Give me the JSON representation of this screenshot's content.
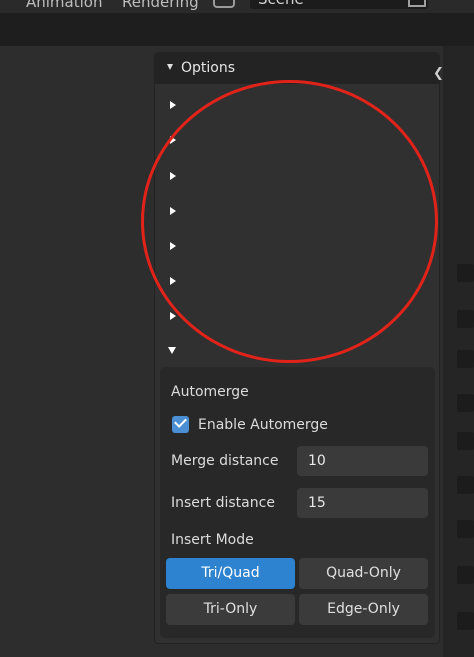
{
  "top_menu": {
    "items": [
      "Animation",
      "Rendering"
    ],
    "scene_name": "Scene"
  },
  "options_panel": {
    "title": "Options",
    "collapsed_rows": 7
  },
  "automerge": {
    "heading": "Automerge",
    "enable_label": "Enable Automerge",
    "enabled": true,
    "merge_distance_label": "Merge distance",
    "merge_distance_value": "10",
    "insert_distance_label": "Insert distance",
    "insert_distance_value": "15",
    "insert_mode_label": "Insert Mode",
    "modes": [
      "Tri/Quad",
      "Quad-Only",
      "Tri-Only",
      "Edge-Only"
    ],
    "selected_mode": "Tri/Quad"
  },
  "colors": {
    "accent": "#2d83cf",
    "checkbox": "#4a8fd4",
    "annotation": "#e2231a",
    "panel_bg": "#303030",
    "section_bg": "#282828"
  }
}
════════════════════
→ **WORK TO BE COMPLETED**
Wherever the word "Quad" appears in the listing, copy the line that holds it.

→ **OUTPUT BELOW**
      "Tri/Quad",
      "Quad-Only",
    "selected_mode": "Tri/Quad"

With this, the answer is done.